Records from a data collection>
————————
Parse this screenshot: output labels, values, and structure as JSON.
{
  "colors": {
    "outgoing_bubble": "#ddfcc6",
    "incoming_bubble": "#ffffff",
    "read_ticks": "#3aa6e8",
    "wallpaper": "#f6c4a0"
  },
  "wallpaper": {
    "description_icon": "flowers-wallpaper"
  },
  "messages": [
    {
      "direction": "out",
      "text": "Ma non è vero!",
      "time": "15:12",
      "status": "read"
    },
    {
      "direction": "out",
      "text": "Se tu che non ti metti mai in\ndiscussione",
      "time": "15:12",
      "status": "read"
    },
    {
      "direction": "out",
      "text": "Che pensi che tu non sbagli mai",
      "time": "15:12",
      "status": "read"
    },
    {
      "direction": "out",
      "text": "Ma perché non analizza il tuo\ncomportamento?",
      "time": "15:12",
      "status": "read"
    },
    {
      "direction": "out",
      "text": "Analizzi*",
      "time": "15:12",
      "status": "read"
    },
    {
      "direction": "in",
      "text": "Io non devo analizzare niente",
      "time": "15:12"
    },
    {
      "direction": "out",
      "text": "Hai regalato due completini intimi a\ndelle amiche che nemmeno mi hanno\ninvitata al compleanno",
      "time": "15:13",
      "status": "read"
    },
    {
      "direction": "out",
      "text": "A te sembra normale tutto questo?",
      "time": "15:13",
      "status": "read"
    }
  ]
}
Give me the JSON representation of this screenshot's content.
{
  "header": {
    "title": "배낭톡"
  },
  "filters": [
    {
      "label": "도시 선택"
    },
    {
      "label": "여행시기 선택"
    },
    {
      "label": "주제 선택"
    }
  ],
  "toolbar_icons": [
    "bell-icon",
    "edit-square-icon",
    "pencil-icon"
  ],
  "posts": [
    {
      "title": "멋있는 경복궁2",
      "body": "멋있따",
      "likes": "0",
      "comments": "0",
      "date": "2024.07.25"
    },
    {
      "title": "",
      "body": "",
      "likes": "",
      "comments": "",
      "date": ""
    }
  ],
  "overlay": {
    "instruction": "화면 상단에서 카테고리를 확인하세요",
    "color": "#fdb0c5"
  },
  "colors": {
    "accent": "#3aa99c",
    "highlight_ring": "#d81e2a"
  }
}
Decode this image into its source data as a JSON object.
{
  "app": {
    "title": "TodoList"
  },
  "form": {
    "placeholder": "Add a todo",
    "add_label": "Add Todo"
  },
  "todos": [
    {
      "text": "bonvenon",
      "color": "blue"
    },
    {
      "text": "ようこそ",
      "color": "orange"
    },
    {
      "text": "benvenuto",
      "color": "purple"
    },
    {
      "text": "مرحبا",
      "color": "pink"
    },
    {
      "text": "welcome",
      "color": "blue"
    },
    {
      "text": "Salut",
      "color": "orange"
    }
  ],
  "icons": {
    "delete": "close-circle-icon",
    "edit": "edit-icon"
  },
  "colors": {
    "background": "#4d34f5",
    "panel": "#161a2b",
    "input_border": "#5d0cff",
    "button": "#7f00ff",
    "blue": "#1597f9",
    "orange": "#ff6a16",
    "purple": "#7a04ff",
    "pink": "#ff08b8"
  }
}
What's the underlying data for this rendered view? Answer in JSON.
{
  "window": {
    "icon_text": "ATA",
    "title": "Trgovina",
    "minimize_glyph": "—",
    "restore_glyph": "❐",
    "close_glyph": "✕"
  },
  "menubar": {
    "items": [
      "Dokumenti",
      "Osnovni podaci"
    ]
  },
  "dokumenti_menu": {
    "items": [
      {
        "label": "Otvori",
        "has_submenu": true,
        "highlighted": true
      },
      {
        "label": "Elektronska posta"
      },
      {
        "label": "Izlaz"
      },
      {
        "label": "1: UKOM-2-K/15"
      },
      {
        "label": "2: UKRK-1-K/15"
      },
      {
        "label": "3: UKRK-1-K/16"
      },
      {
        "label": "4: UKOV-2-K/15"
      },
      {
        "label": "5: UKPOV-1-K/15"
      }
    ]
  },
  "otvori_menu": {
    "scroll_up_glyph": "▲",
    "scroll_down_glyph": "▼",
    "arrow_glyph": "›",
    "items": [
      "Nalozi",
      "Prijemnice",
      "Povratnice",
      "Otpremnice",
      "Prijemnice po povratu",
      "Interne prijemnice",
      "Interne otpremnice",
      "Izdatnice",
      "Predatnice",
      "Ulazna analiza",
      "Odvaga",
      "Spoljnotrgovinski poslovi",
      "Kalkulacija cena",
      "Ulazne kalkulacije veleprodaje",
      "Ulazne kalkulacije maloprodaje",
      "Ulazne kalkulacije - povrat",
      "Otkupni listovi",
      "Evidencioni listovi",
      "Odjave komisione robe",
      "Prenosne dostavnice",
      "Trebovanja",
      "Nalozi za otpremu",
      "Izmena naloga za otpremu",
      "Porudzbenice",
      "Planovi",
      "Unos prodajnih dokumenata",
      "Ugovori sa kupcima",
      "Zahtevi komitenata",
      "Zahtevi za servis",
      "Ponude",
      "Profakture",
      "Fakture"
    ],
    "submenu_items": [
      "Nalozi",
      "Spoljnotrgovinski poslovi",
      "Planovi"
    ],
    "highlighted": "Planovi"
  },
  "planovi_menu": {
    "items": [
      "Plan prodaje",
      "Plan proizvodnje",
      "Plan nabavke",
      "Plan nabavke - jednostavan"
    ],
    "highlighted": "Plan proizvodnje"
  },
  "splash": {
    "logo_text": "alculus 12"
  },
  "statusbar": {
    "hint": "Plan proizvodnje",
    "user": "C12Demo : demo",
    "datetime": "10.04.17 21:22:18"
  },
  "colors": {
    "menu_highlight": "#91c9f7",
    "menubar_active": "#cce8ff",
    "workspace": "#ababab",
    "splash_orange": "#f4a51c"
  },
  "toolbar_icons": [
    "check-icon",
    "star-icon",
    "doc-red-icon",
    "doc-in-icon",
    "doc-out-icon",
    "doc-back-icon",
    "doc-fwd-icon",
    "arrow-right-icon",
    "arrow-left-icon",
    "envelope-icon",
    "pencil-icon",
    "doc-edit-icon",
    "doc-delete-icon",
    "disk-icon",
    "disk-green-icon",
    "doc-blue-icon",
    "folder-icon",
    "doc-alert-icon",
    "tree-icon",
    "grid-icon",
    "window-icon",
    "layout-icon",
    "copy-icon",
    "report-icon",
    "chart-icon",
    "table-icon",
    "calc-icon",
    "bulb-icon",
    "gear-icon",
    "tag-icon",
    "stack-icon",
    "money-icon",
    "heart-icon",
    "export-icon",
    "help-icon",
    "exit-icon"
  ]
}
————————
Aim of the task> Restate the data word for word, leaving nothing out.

Exercise output>
Parse this screenshot: output labels, values, and structure as JSON.
{
  "colors": {
    "outgoing_bubble": "#ddfcc6",
    "incoming_bubble": "#ffffff",
    "read_ticks": "#3aa6e8",
    "wallpaper": "#f6c4a0"
  },
  "wallpaper": {
    "description_icon": "flowers-wallpaper"
  },
  "messages": [
    {
      "direction": "out",
      "text": "Ma non è vero!",
      "time": "15:12",
      "status": "read"
    },
    {
      "direction": "out",
      "text": "Se tu che non ti metti mai in\ndiscussione",
      "time": "15:12",
      "status": "read"
    },
    {
      "direction": "out",
      "text": "Che pensi che tu non sbagli mai",
      "time": "15:12",
      "status": "read"
    },
    {
      "direction": "out",
      "text": "Ma perché non analizza il tuo\ncomportamento?",
      "time": "15:12",
      "status": "read"
    },
    {
      "direction": "out",
      "text": "Analizzi*",
      "time": "15:12",
      "status": "read"
    },
    {
      "direction": "in",
      "text": "Io non devo analizzare niente",
      "time": "15:12"
    },
    {
      "direction": "out",
      "text": "Hai regalato due completini intimi a\ndelle amiche che nemmeno mi hanno\ninvitata al compleanno",
      "time": "15:13",
      "status": "read"
    },
    {
      "direction": "out",
      "text": "A te sembra normale tutto questo?",
      "time": "15:13",
      "status": "read"
    }
  ]
}
Give me the JSON representation of this screenshot's content.
{
  "header": {
    "title": "배낭톡"
  },
  "filters": [
    {
      "label": "도시 선택"
    },
    {
      "label": "여행시기 선택"
    },
    {
      "label": "주제 선택"
    }
  ],
  "toolbar_icons": [
    "bell-icon",
    "edit-square-icon",
    "pencil-icon"
  ],
  "posts": [
    {
      "title": "멋있는 경복궁2",
      "body": "멋있따",
      "likes": "0",
      "comments": "0",
      "date": "2024.07.25"
    },
    {
      "title": "",
      "body": "",
      "likes": "",
      "comments": "",
      "date": ""
    }
  ],
  "overlay": {
    "instruction": "화면 상단에서 카테고리를 확인하세요",
    "color": "#fdb0c5"
  },
  "colors": {
    "accent": "#3aa99c",
    "highlight_ring": "#d81e2a"
  }
}
Decode this image into its source data as a JSON object.
{
  "app": {
    "title": "TodoList"
  },
  "form": {
    "placeholder": "Add a todo",
    "add_label": "Add Todo"
  },
  "todos": [
    {
      "text": "bonvenon",
      "color": "blue"
    },
    {
      "text": "ようこそ",
      "color": "orange"
    },
    {
      "text": "benvenuto",
      "color": "purple"
    },
    {
      "text": "مرحبا",
      "color": "pink"
    },
    {
      "text": "welcome",
      "color": "blue"
    },
    {
      "text": "Salut",
      "color": "orange"
    }
  ],
  "icons": {
    "delete": "close-circle-icon",
    "edit": "edit-icon"
  },
  "colors": {
    "background": "#4d34f5",
    "panel": "#161a2b",
    "input_border": "#5d0cff",
    "button": "#7f00ff",
    "blue": "#1597f9",
    "orange": "#ff6a16",
    "purple": "#7a04ff",
    "pink": "#ff08b8"
  }
}
What's the underlying data for this rendered view? Answer in JSON.
{
  "window": {
    "icon_text": "ATA",
    "title": "Trgovina",
    "minimize_glyph": "—",
    "restore_glyph": "❐",
    "close_glyph": "✕"
  },
  "menubar": {
    "items": [
      "Dokumenti",
      "Osnovni podaci"
    ]
  },
  "dokumenti_menu": {
    "items": [
      {
        "label": "Otvori",
        "has_submenu": true,
        "highlighted": true
      },
      {
        "label": "Elektronska posta"
      },
      {
        "label": "Izlaz"
      },
      {
        "label": "1: UKOM-2-K/15"
      },
      {
        "label": "2: UKRK-1-K/15"
      },
      {
        "label": "3: UKRK-1-K/16"
      },
      {
        "label": "4: UKOV-2-K/15"
      },
      {
        "label": "5: UKPOV-1-K/15"
      }
    ]
  },
  "otvori_menu": {
    "scroll_up_glyph": "▲",
    "scroll_down_glyph": "▼",
    "arrow_glyph": "›",
    "items": [
      "Nalozi",
      "Prijemnice",
      "Povratnice",
      "Otpremnice",
      "Prijemnice po povratu",
      "Interne prijemnice",
      "Interne otpremnice",
      "Izdatnice",
      "Predatnice",
      "Ulazna analiza",
      "Odvaga",
      "Spoljnotrgovinski poslovi",
      "Kalkulacija cena",
      "Ulazne kalkulacije veleprodaje",
      "Ulazne kalkulacije maloprodaje",
      "Ulazne kalkulacije - povrat",
      "Otkupni listovi",
      "Evidencioni listovi",
      "Odjave komisione robe",
      "Prenosne dostavnice",
      "Trebovanja",
      "Nalozi za otpremu",
      "Izmena naloga za otpremu",
      "Porudzbenice",
      "Planovi",
      "Unos prodajnih dokumenata",
      "Ugovori sa kupcima",
      "Zahtevi komitenata",
      "Zahtevi za servis",
      "Ponude",
      "Profakture",
      "Fakture"
    ],
    "submenu_items": [
      "Nalozi",
      "Spoljnotrgovinski poslovi",
      "Planovi"
    ],
    "highlighted": "Planovi"
  },
  "planovi_menu": {
    "items": [
      "Plan prodaje",
      "Plan proizvodnje",
      "Plan nabavke",
      "Plan nabavke - jednostavan"
    ],
    "highlighted": "Plan proizvodnje"
  },
  "splash": {
    "logo_text": "alculus 12"
  },
  "statusbar": {
    "hint": "Plan proizvodnje",
    "user": "C12Demo : demo",
    "datetime": "10.04.17 21:22:18"
  },
  "colors": {
    "menu_highlight": "#91c9f7",
    "menubar_active": "#cce8ff",
    "workspace": "#ababab",
    "splash_orange": "#f4a51c"
  },
  "toolbar_icons": [
    "check-icon",
    "star-icon",
    "doc-red-icon",
    "doc-in-icon",
    "doc-out-icon",
    "doc-back-icon",
    "doc-fwd-icon",
    "arrow-right-icon",
    "arrow-left-icon",
    "envelope-icon",
    "pencil-icon",
    "doc-edit-icon",
    "doc-delete-icon",
    "disk-icon",
    "disk-green-icon",
    "doc-blue-icon",
    "folder-icon",
    "doc-alert-icon",
    "tree-icon",
    "grid-icon",
    "window-icon",
    "layout-icon",
    "copy-icon",
    "report-icon",
    "chart-icon",
    "table-icon",
    "calc-icon",
    "bulb-icon",
    "gear-icon",
    "tag-icon",
    "stack-icon",
    "money-icon",
    "heart-icon",
    "export-icon",
    "help-icon",
    "exit-icon"
  ]
}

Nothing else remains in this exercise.